In what is a promising sign for some in the real estate industry – and a worrisome one for others – demand for home rentals in the U.S. has surged in the second half of 2011, a sign that more and more people are looking to rent homes rather than buy them.
Ever since the collapse of the housing market occurred in 2007, new and existing home sales have plummeted drastically. Rentals, as one would expect, have surged to fill the void as families, wary of falling values and the enormous financial burden of a home loan in the midst of an uncertain economy and recession, seek to rent rather than buy. This has mostly applied to apartments and multi-family homes, though, not single family homes – until now.
According to data amassed over the past three years, the number of rental households – i.e. families that moved into rental properties – rose as the number of owner-occupied households fell. Similarly, single family home rentals have went up to go along with a steady rise in rental prices and occupancy rates for apartments, townhouses, and duplexes.
Indeed, many have pointed to this rise in rental demand as one of the new strengths of the real estate market, going as far as to point to a paradigm shift in the way Americans view housing – especially with the promise of additional price decreases over the next 12-18 months and perhaps beyond. Renting is seen as cheaper, or, at the very least, a lot less frustrating and worrisome than taking out a mortgage and owning a home, even with today’s dirt-cheap interest rates.
Owners of rental properties are basking in the flood of demand for their properties. The demand for property managers has increased dramatically, and more and more communities are seeing a rise in demand for multi-family properties or single-family rentals, even away from big cities that are typically the hotspot of these properties.
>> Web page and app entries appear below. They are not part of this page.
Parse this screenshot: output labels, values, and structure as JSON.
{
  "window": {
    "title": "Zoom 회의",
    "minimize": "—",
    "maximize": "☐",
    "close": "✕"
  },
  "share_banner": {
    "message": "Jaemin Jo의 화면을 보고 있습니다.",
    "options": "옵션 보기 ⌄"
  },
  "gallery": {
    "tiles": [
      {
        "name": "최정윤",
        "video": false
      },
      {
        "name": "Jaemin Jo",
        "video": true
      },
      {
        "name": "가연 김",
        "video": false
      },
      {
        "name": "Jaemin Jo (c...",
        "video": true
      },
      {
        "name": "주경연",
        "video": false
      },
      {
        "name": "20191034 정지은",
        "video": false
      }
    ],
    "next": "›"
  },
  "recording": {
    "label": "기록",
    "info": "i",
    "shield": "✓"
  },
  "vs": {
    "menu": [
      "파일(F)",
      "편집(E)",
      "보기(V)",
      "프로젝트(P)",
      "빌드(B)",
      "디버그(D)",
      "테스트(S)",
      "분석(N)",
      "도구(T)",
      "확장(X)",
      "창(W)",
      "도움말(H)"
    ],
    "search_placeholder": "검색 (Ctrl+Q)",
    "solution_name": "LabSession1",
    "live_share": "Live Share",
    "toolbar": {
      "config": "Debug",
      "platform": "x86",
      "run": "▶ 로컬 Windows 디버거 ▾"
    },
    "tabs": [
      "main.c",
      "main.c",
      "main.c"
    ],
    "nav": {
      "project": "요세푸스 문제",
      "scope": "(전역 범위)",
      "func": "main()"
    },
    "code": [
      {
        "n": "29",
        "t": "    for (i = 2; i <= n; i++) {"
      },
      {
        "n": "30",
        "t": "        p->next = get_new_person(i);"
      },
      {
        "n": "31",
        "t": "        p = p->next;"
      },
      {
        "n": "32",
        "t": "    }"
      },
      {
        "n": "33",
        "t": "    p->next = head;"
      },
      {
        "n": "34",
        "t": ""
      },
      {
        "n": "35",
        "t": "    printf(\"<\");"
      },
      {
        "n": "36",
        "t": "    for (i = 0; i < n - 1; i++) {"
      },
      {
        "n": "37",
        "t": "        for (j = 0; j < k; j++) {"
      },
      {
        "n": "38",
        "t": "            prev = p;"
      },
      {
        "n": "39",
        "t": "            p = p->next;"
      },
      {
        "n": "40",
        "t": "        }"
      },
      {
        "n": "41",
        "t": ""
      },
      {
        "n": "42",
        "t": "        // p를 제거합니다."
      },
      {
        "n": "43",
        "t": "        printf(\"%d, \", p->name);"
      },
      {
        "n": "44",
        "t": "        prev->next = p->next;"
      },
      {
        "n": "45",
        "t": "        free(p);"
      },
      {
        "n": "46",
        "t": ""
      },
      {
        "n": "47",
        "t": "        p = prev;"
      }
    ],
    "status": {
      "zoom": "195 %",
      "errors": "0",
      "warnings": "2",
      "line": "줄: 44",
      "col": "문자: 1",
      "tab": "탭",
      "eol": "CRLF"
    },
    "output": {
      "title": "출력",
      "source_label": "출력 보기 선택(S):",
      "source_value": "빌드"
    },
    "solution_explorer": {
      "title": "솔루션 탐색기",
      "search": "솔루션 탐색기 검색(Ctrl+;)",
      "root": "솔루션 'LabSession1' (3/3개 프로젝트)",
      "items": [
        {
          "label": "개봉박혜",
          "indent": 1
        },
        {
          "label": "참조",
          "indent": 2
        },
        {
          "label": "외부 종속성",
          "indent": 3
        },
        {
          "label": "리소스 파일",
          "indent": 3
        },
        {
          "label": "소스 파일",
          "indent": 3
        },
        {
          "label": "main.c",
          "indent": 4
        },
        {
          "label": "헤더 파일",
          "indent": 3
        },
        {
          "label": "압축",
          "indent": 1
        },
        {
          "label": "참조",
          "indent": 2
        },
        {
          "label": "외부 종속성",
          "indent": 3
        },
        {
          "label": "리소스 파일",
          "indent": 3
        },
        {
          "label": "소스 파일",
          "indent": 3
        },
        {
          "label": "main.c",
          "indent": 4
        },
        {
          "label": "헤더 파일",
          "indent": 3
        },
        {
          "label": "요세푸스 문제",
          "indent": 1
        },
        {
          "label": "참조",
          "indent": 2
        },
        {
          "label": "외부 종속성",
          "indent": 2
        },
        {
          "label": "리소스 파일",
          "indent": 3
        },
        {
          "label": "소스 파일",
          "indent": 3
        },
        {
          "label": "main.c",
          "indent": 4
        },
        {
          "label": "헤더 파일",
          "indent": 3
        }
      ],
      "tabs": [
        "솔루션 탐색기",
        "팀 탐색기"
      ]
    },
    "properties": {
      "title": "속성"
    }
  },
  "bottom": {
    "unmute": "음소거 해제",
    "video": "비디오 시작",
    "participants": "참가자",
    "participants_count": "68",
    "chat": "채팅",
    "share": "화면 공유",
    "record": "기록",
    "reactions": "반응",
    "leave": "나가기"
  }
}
This news is not good for everyone in the industry, however. Analysts point to low demand in the housing market as a sign of weakness in the overall economy, especially when new home sales are factored into the equation. Instead of building new homes, people are choosing to rent – and not even buy existing homes.
Others, though, disagree, especially those who believe that the federal government’s proposal to unload mass numbers of government foreclosures to the private sector to turn into affordable rental units is a sound solution to high existing foreclosure inventory.
Regardless of what side one takes, the truth of the matter is that rentals will remain in high demand as long as uncertainty keeps people from heading to the bank and applying for a mortgage –if they even qualify. Americans by and large still want to own homes, but until situations improve, they won’t.